We can not solve the Schroedinger equation exactly so assumptions must be made.
Usual assumption: the hydrogenic obitals are adequate and electrons occupy them in some fashion.
The occupation of electrons in orbitals is called the electron configuration – this is one way to describe the electronic properties of atoms.
Two guiding principals used to account for electron configurations:
Aufbau Principle: electrons occupy orbitals in such a manner to give the lowest possible total energy
Pauli Exclusion Principle: each electron in an atom is described by a unique set of quantum numbers (n, l, ml, ms) - i.e., two electrons per hydrogenic orbital
Periodic Table: based on electron configurations and can be used to predict them but not absolute (electron configurations are experimental quantities)
Aids in finding correct electron configurations from the Periodic Table:
Half-filled phenomenon: when d or f electrons are the valence shell, if a shift of 1 electron (occasionally 2 but this is not predictive) from an s orbital to the d or f orbital leads to a filled or half filled d or f orbital, this will stabilize the electron configuration.
Anions: add electrons to the neutral atom and follow above rules.
Cations: electrons are always removed from the orbitals of neutral atoms with the largest principal quantum number (n); the remaining electrons fill the orbitals with the lowest n consistent with the Pauli Principle
Another way to indicate electron configurations
A term symbol gives the required information about the angular momentum quantum numbers l, ml, and ms
For Ground States of atoms:
1) Only consider unfilled subshells; filled shells do not contribute
2) Fill the valence electrons into the unfilled subshell such that the highest total spin is attained using the highest possible ml values (this is Hund's Rule)
3) L =
4) S =
5) The term symbol is written as 2S+1L

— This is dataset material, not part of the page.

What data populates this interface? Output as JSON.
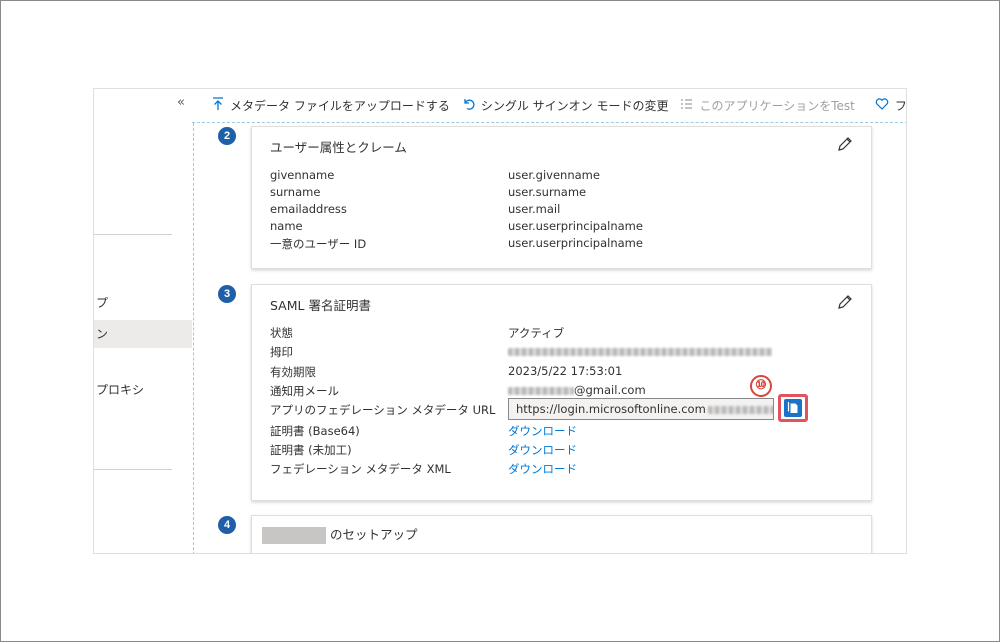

2S+1 is called the total spin multiplicity or degeneracy and is written as a number
L is the total orbital angular momentum and is written as a letter: